Pretend for a moment you’re a Republican member of congress representing a district drawn to maximize the influence of base Republican voters. You don’t worry much about losing to a Democrat in the next general election, because your district was carefully gerrymandered to protect you from a general election challenge. But that same gerrymander boosted the influence of Republican primary voters on your re-nomination, so ever since the district lines were drawn after the 2010 census you have been looking over your right shoulder at potential primary challengers who could attack you for being too moderate.
You’re a reasonable sort. Privately, you think the new president is a few blue moons shy of a full box of Lucky Charms. You cringe at his tweets and recoil in horror whenever he has a conversation with a head of state. But despite your personal feelings, you can’t avoid this: almost nine in ten Republicans approve Trump’s performance, even though he’s deeply under water with the rest of the country. Your base loves the way he’s taking on Washington. So what if he’s breaking the furniture—he’s doing what he said he would do (or at least it appears that way). To cross Trump would invariably unleash his wrath, and the wrath of the voters next year. So you keep quiet during the opening act of the most problematic administration in American history.

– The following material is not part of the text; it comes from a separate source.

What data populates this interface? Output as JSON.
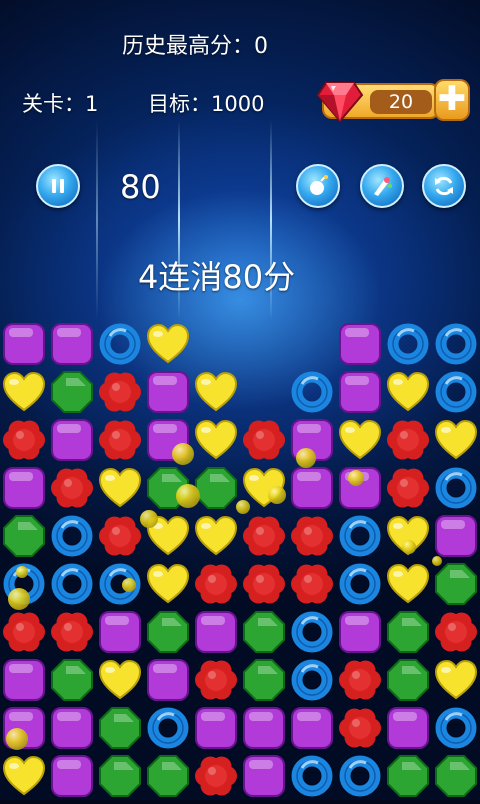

Sound familiar? It should, because we have been talking about this exact problem for over a year. It’s the reason why #NeverTrump efforts never amounted to anything, why Republicans were unable to deny Trump their nomination or mount a credible general election challenge to him, and why it’s fanciful to imagine an impeachment trial or a 25th Amendment solution to the chaos at the top as long as the political cost of opposing Trump exceeds the cost of defending him. Base voters were the biggest prize in Donald Trump’s hostile takeover of the Republican Party. Divorce him and you divorce them too.

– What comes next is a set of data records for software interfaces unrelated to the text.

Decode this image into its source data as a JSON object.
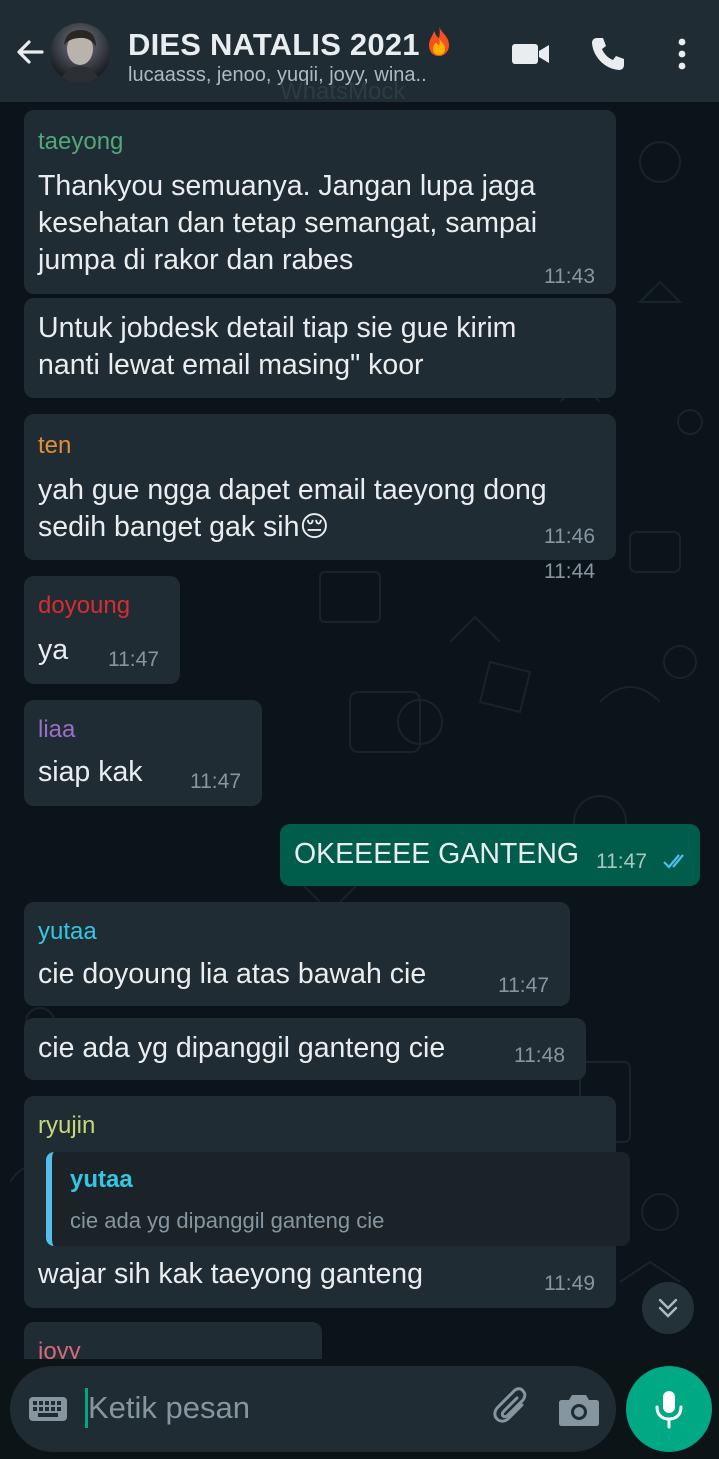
{
  "header": {
    "title": "DIES NATALIS 2021",
    "subtitle": "lucaasss, jenoo, yuqii, joyy, wina..",
    "watermark": "WhatsMock"
  },
  "messages": [
    {
      "sender": "taeyong",
      "sender_color": "#53a77b",
      "text": "Thankyou semuanya. Jangan lupa jaga\nkesehatan dan tetap semangat, sampai\njumpa di rakor dan rabes",
      "time": "11:43"
    },
    {
      "sender": "",
      "text": "Untuk jobdesk detail tiap sie gue kirim\nnanti lewat email masing\" koor",
      "time": "11:44"
    },
    {
      "sender": "ten",
      "sender_color": "#e08f38",
      "text": "yah gue ngga dapet email taeyong dong\nsedih banget gak sih",
      "emoji": "😔",
      "time": "11:46"
    },
    {
      "sender": "doyoung",
      "sender_color": "#d72c31",
      "text": "ya",
      "time": "11:47"
    },
    {
      "sender": "liaa",
      "sender_color": "#9a6fc7",
      "text": "siap kak",
      "time": "11:47"
    },
    {
      "sender": "",
      "outgoing": true,
      "text": "OKEEEEE GANTENG",
      "time": "11:47"
    },
    {
      "sender": "yutaa",
      "sender_color": "#35c6e3",
      "text": "cie doyoung lia atas bawah cie",
      "time": "11:47"
    },
    {
      "sender": "",
      "text": "cie ada yg dipanggil ganteng cie",
      "time": "11:48"
    },
    {
      "sender": "ryujin",
      "sender_color": "#c6d97a",
      "text": "wajar sih kak taeyong ganteng",
      "time": "11:49",
      "quote": {
        "sender": "yutaa",
        "sender_color": "#35c6e3",
        "text": "cie ada yg dipanggil ganteng cie"
      }
    },
    {
      "sender": "joyy",
      "sender_color": "#d36a7b",
      "text": "",
      "time": ""
    }
  ],
  "input": {
    "placeholder": "Ketik pesan"
  },
  "icons": {
    "back": "arrow-left-icon",
    "video": "video-call-icon",
    "call": "phone-icon",
    "menu": "more-vert-icon",
    "keyboard": "keyboard-icon",
    "attach": "paperclip-icon",
    "camera": "camera-icon",
    "mic": "mic-icon",
    "scroll": "double-chevron-down-icon",
    "read": "double-check-icon"
  },
  "colors": {
    "header": "#1f2c33",
    "incoming": "#202c33",
    "outgoing": "#005c4b",
    "accent": "#00a884",
    "read_tick": "#53bdeb"
  }
}
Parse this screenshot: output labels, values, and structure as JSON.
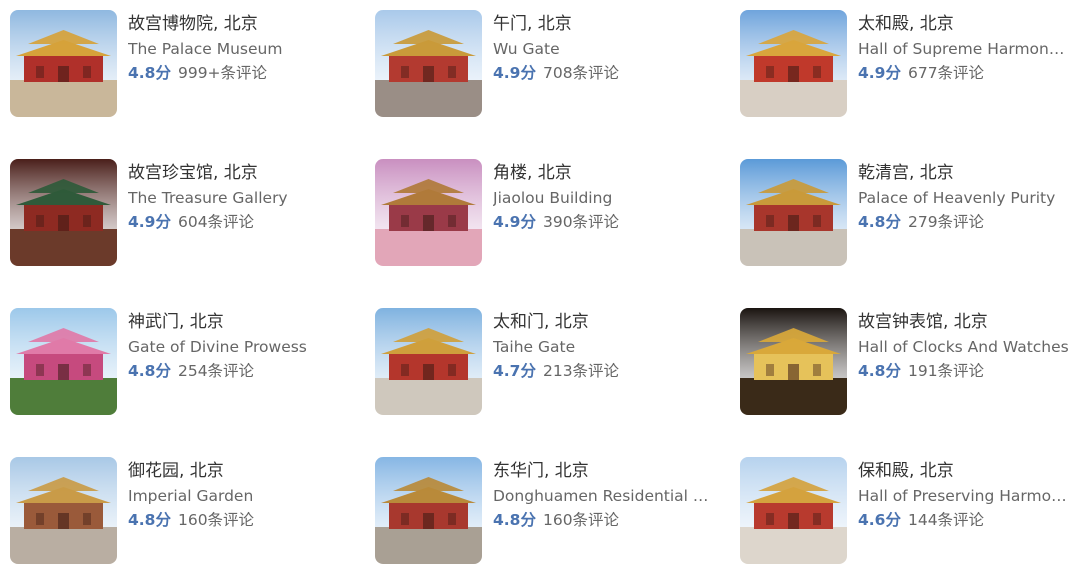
{
  "attractions": [
    {
      "title": "故宫博物院, 北京",
      "subtitle": "The Palace Museum",
      "score": "4.8分",
      "reviews": "999+条评论",
      "thumb": {
        "sky": "#8fb8e0",
        "ground": "#c9b79a",
        "roof": "#d6a23a",
        "wall": "#b0302a"
      }
    },
    {
      "title": "午门, 北京",
      "subtitle": "Wu Gate",
      "score": "4.9分",
      "reviews": "708条评论",
      "thumb": {
        "sky": "#a9c9ea",
        "ground": "#9a8e86",
        "roof": "#c99a3a",
        "wall": "#b33a30"
      }
    },
    {
      "title": "太和殿, 北京",
      "subtitle": "Hall of Supreme Harmony (...",
      "score": "4.9分",
      "reviews": "677条评论",
      "thumb": {
        "sky": "#6fa4dc",
        "ground": "#d8cfc4",
        "roof": "#d9a53c",
        "wall": "#c0392b"
      }
    },
    {
      "title": "故宫珍宝馆, 北京",
      "subtitle": "The Treasure Gallery",
      "score": "4.9分",
      "reviews": "604条评论",
      "thumb": {
        "sky": "#4a1f1a",
        "ground": "#6b3a2a",
        "roof": "#2f5a3a",
        "wall": "#8e2a22"
      }
    },
    {
      "title": "角楼, 北京",
      "subtitle": "Jiaolou Building",
      "score": "4.9分",
      "reviews": "390条评论",
      "thumb": {
        "sky": "#c98fc0",
        "ground": "#e2a6b8",
        "roof": "#b07a3a",
        "wall": "#9a3a48"
      }
    },
    {
      "title": "乾清宫, 北京",
      "subtitle": "Palace of Heavenly Purity",
      "score": "4.8分",
      "reviews": "279条评论",
      "thumb": {
        "sky": "#5b9ad8",
        "ground": "#c9c2b8",
        "roof": "#c99a3a",
        "wall": "#a8362c"
      }
    },
    {
      "title": "神武门, 北京",
      "subtitle": "Gate of Divine Prowess",
      "score": "4.8分",
      "reviews": "254条评论",
      "thumb": {
        "sky": "#9cc8ea",
        "ground": "#4f7d3a",
        "roof": "#e07aa8",
        "wall": "#c64a7e"
      }
    },
    {
      "title": "太和门, 北京",
      "subtitle": "Taihe Gate",
      "score": "4.7分",
      "reviews": "213条评论",
      "thumb": {
        "sky": "#7fb2e0",
        "ground": "#cfc8bd",
        "roof": "#cf9f3c",
        "wall": "#b4362c"
      }
    },
    {
      "title": "故宫钟表馆, 北京",
      "subtitle": "Hall of Clocks And Watches",
      "score": "4.8分",
      "reviews": "191条评论",
      "thumb": {
        "sky": "#1a1410",
        "ground": "#3a2a18",
        "roof": "#d9a83a",
        "wall": "#e6c25a"
      }
    },
    {
      "title": "御花园, 北京",
      "subtitle": "Imperial Garden",
      "score": "4.8分",
      "reviews": "160条评论",
      "thumb": {
        "sky": "#a8c8e6",
        "ground": "#b9aea2",
        "roof": "#c99b48",
        "wall": "#9a5a3a"
      }
    },
    {
      "title": "东华门, 北京",
      "subtitle": "Donghuamen Residential Di...",
      "score": "4.8分",
      "reviews": "160条评论",
      "thumb": {
        "sky": "#86b6e4",
        "ground": "#a9a094",
        "roof": "#b98a3a",
        "wall": "#a8382e"
      }
    },
    {
      "title": "保和殿, 北京",
      "subtitle": "Hall of Preserving Harmony...",
      "score": "4.6分",
      "reviews": "144条评论",
      "thumb": {
        "sky": "#b6d2ee",
        "ground": "#ddd6cc",
        "roof": "#d4a23e",
        "wall": "#b83a2e"
      }
    }
  ]
}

During the campaign, the mantra of the opposition was: you can always stop him later—on Super Tuesday or before the convention or at the convention or through an independent conservative general election challenge. It never happened. It’s still not happening because no Republican with a political future wants to face up to the reality that an intramural split with Trump will mean the end of the party as we have known it since the days of Ronald Reagan, an outward acknowledgement of the long-term incompatibility between Republican conservatives and reactionaries. Republicans who stand up to Trump will pay a steep political price, and you may have noticed that profiles in courage have been in short supply.

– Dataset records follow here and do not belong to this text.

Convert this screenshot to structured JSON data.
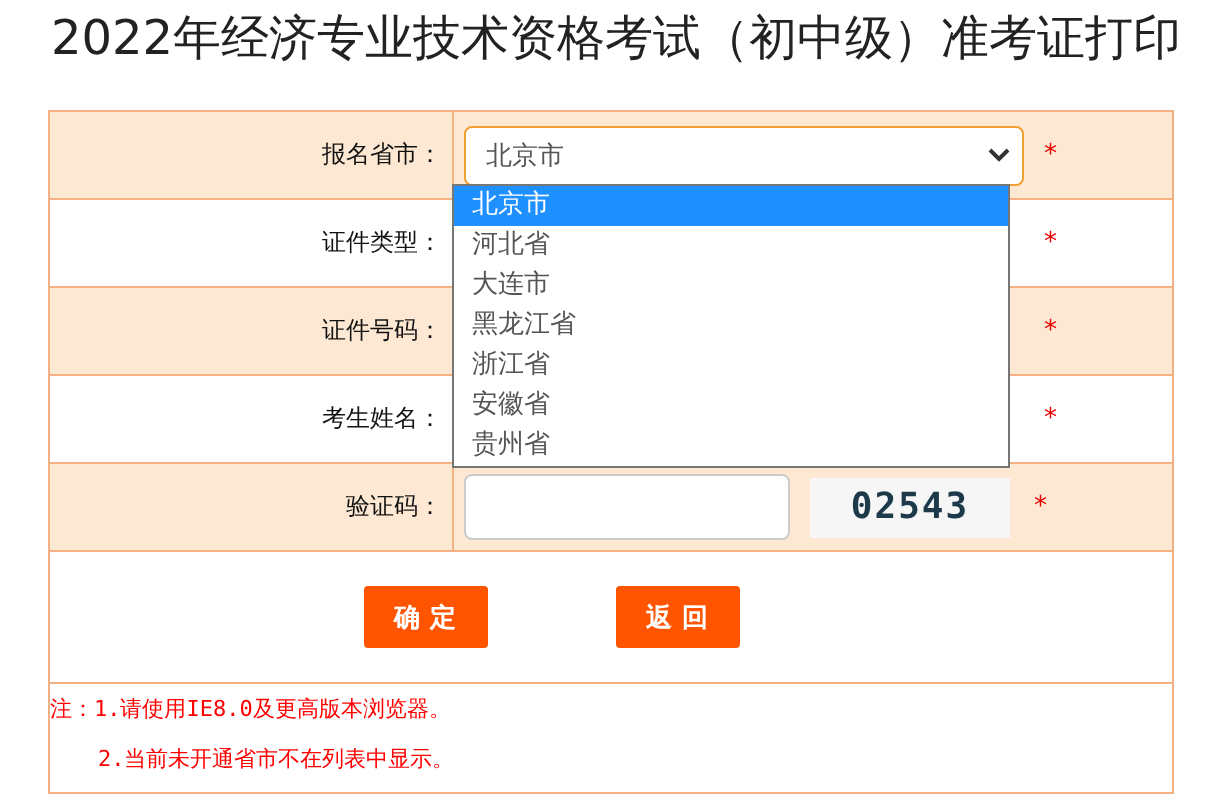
{
  "title": "2022年经济专业技术资格考试（初中级）准考证打印",
  "form": {
    "rows": [
      {
        "label": "报名省市：",
        "kind": "select",
        "value": "北京市",
        "mark": "*"
      },
      {
        "label": "证件类型：",
        "kind": "covered",
        "mark": "*"
      },
      {
        "label": "证件号码：",
        "kind": "covered",
        "mark": "*"
      },
      {
        "label": "考生姓名：",
        "kind": "covered",
        "mark": "*"
      },
      {
        "label": "验证码：",
        "kind": "captcha",
        "captcha": "02543",
        "mark": "*"
      }
    ],
    "dropdown": [
      {
        "label": "北京市",
        "selected": true
      },
      {
        "label": "河北省",
        "selected": false
      },
      {
        "label": "大连市",
        "selected": false
      },
      {
        "label": "黑龙江省",
        "selected": false
      },
      {
        "label": "浙江省",
        "selected": false
      },
      {
        "label": "安徽省",
        "selected": false
      },
      {
        "label": "贵州省",
        "selected": false
      }
    ]
  },
  "buttons": [
    "确 定",
    "返 回"
  ],
  "notes": [
    "注：1.请使用IE8.0及更高版本浏览器。",
    "2.当前未开通省市不在列表中显示。"
  ]
}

At least for now.
That’s because our Republican representative is also aware that the rest of the nation is angry and scared, and they are making their displeasure known through what is shaping up to be the most widespread organic civil resistance in modern American history. They are flooding his office with phone calls, burdening his staff with email, demanding he hold town meetings to listen to them. He’s doing his best to avoid them for now, but he knows that can’t continue indefinitely. And he wonders how long he can keep covering for Donald Trump before his defense of a deeply unpopular incumbent becomes a general election liability, even in his normally safe district.
You could make the case that the best interests of the nation and the globe demand that Republicans stop enabling the new administration despite the political cost it would exact. You would not be wrong to suggest that a moment like ours calls for country to be placed ahead of party. But Republicans have worked for years to win the trifecta of the White House, House and Senate, and they have achieved it by putting party above all else. They have little appetite, at least at this point, to undo their work.
Only when the cost of defending Donald Trump outweighs the cost of challenging him will you see Republican supporters begin to peel away. This could happen for any number of reasons—irrefutable evidence of Trump’s involvement with Russian tampering in the election, a dangerous foreign policy misstep, an unavoidable personal scandal reminiscent of the Access Hollywood tape, a direct challenge to the authority of congress, or a decline in support by Republican voters if their lives do not improve under the new administration, just to name a few. These are likely to take time to develop, but reality has a funny way of creeping up on us. For now, Republicans are doing whatever they can to avoid choosing between two bad outcomes, hoping things improve at the White House or the public outcry diminishes. But the situation is extremely volatile and the pressure they are feeling is real.